Four nor five-star

Western Sydney U is recruiting “individuals who will amplify the strategic directions of psychology.” “These roles will enhance WSU’s position of the university of choice in psychology and as a leader in professional training and research,” its advertising states. Perhaps not so much with research. According to Excellence for Research in Australia, the research leaders in psychology and cognitive sciences are ACU, CQU, UNSW, UoQ and UWA – all of which achieved two “well above world standard” five star ratings for both the discipline areas (out of four in the field) they research. WSU achieved two “above world standard” and one “at world standard.”

Not over yet

No optimistic assumption ever goes unpunished. When DVC Birgit Lohmann got involved in a stalled dispute over a new academic workload model at the University of the Sunshine Coast CMM thought a deal would be done (October 12). It might still happen but for now the dispute over workloads, which started in November last year, drags on. The National Tertiary Education Union has lodged notice of a dispute with the university, claiming management guidelines mislead academics about the existing Enterprise Agreement as well “improperly interpreting it,” and as such breach good faith bargaining provisions. This may take some time.
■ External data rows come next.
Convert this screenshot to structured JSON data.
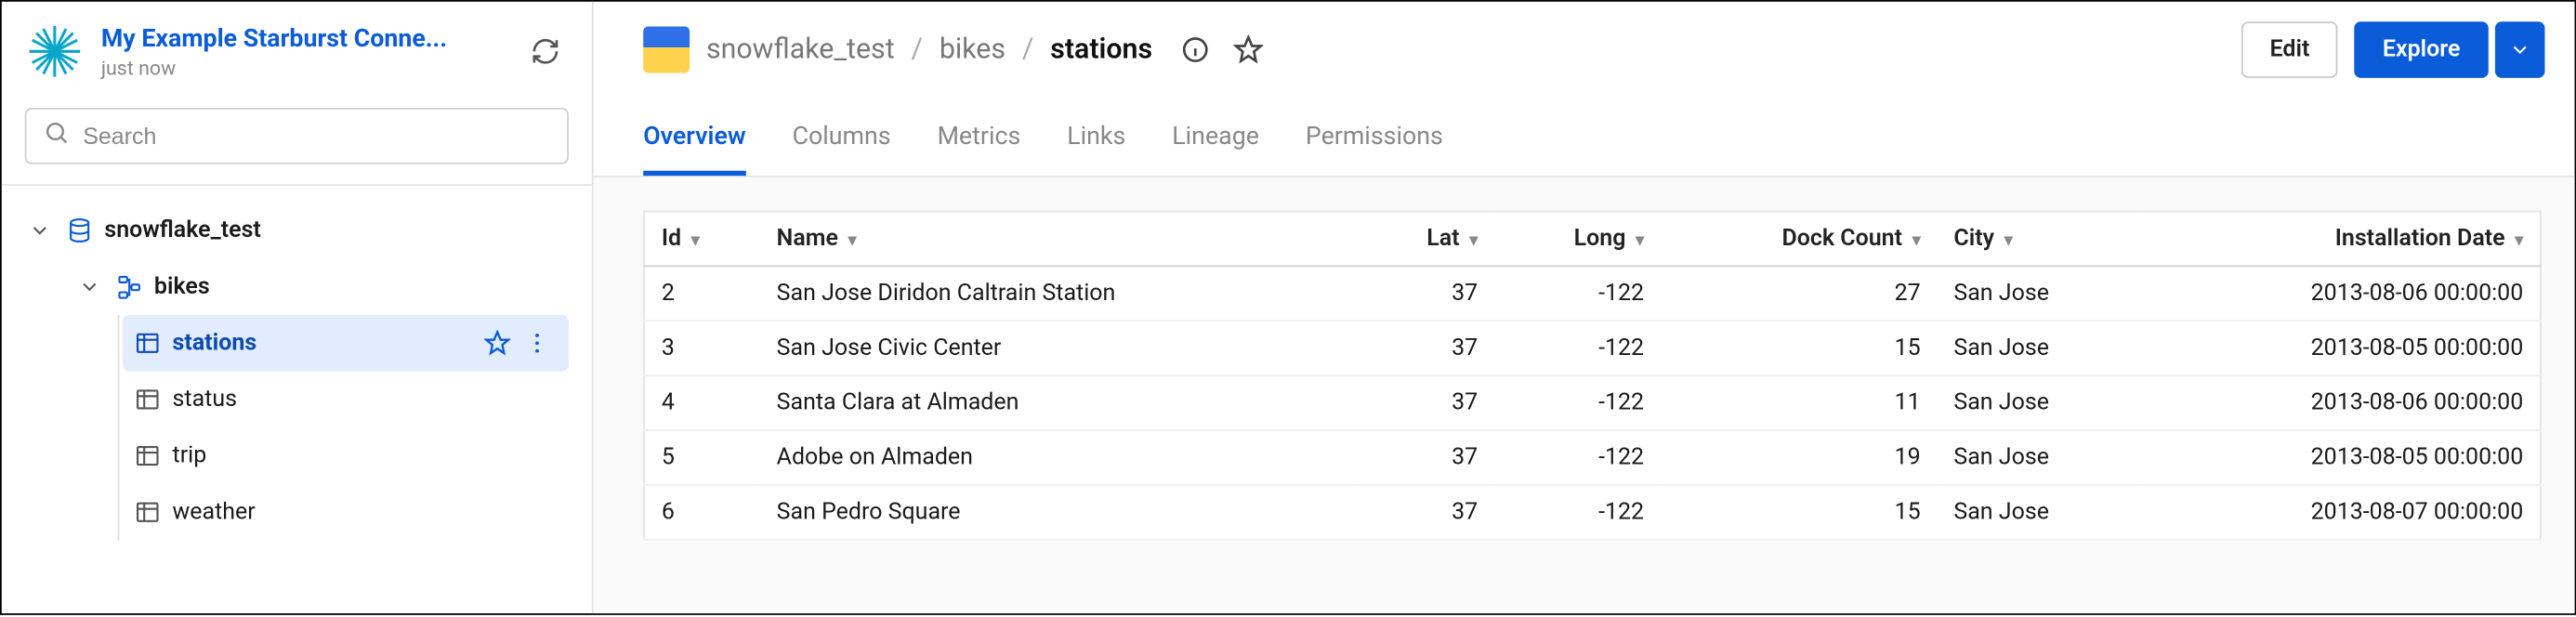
{
  "sidebar": {
    "connection_name": "My Example Starburst Conne...",
    "connection_sub": "just now",
    "search_placeholder": "Search",
    "tree": {
      "db": "snowflake_test",
      "schema": "bikes",
      "tables": [
        {
          "name": "stations",
          "selected": true
        },
        {
          "name": "status",
          "selected": false
        },
        {
          "name": "trip",
          "selected": false
        },
        {
          "name": "weather",
          "selected": false
        }
      ]
    }
  },
  "header": {
    "crumbs": [
      "snowflake_test",
      "bikes",
      "stations"
    ],
    "edit_label": "Edit",
    "explore_label": "Explore"
  },
  "tabs": [
    {
      "label": "Overview",
      "active": true
    },
    {
      "label": "Columns",
      "active": false
    },
    {
      "label": "Metrics",
      "active": false
    },
    {
      "label": "Links",
      "active": false
    },
    {
      "label": "Lineage",
      "active": false
    },
    {
      "label": "Permissions",
      "active": false
    }
  ],
  "table": {
    "columns": [
      {
        "key": "id",
        "label": "Id",
        "type": "num-left"
      },
      {
        "key": "name",
        "label": "Name",
        "type": "text"
      },
      {
        "key": "lat",
        "label": "Lat",
        "type": "num"
      },
      {
        "key": "long",
        "label": "Long",
        "type": "num"
      },
      {
        "key": "dock_count",
        "label": "Dock Count",
        "type": "num"
      },
      {
        "key": "city",
        "label": "City",
        "type": "text"
      },
      {
        "key": "install",
        "label": "Installation Date",
        "type": "dt"
      }
    ],
    "rows": [
      {
        "id": 2,
        "name": "San Jose Diridon Caltrain Station",
        "lat": 37,
        "long": -122,
        "dock_count": 27,
        "city": "San Jose",
        "install": "2013-08-06 00:00:00"
      },
      {
        "id": 3,
        "name": "San Jose Civic Center",
        "lat": 37,
        "long": -122,
        "dock_count": 15,
        "city": "San Jose",
        "install": "2013-08-05 00:00:00"
      },
      {
        "id": 4,
        "name": "Santa Clara at Almaden",
        "lat": 37,
        "long": -122,
        "dock_count": 11,
        "city": "San Jose",
        "install": "2013-08-06 00:00:00"
      },
      {
        "id": 5,
        "name": "Adobe on Almaden",
        "lat": 37,
        "long": -122,
        "dock_count": 19,
        "city": "San Jose",
        "install": "2013-08-05 00:00:00"
      },
      {
        "id": 6,
        "name": "San Pedro Square",
        "lat": 37,
        "long": -122,
        "dock_count": 15,
        "city": "San Jose",
        "install": "2013-08-07 00:00:00"
      }
    ]
  }
}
Says it all

The Bruce McKenzie and Neil Coulson review of funding for vocational education and training in Victoria (yesterday) not only sets out a way forward for the state where the rot in the system started but makes it plain why the feds will switch off the life support for hopeless VET FEE HELP and start again in 2017.

“In recent years, too much of the system has been driven by provider behaviour, rather than supporting students to make informed training decisions, or to protect them from opportunistic or unethical behaviour,” they write.

“There has been too much change, too quickly, and the system has not had a chance to adjust and stabilise itself, or to invest and improve. Too often, subsidy levels have been used as a blunt instrument to manage the training budget, without due regard to the actual cost of the training, or how needed it is,” they add.

“Contestability can, if properly implemented, drive innovation, efficiency, and improvement across the sector. But government cannot simply declare something contestable, open up the market, and hope that it works. It needs to design and administer the market more carefully, guided by the outcomes it seeks to achieve,” they warn.

Too right, CMM adds.

We aren’t alone

Academics Tiff Macklem, Ajay Agrawal and Scott Bonham asks “what’s the root of our productivity problem?”

“The problem isn’t education. We produce highly talented engineers, scientists and business people. It’s not a shortage of innovative ideas … we outperform many OECD countries in terms of the number of peer-reviewed articles produced per capita in natural science and engineering. … The crux of our problem is commercialisation and scale. Simply put, we must convert more of our ideas into products and services that generate sales, then move quickly to achieve global scale.”

Yes, yes, we know that Australian academics and industry must cooperate to innovate. Except that this oped is about Canada, appearing in the (Toronto) Globe and Mail (thanks to Alex Usher for the lead). And there CMM was thinking we had academic innovation and applied research all to ourselves.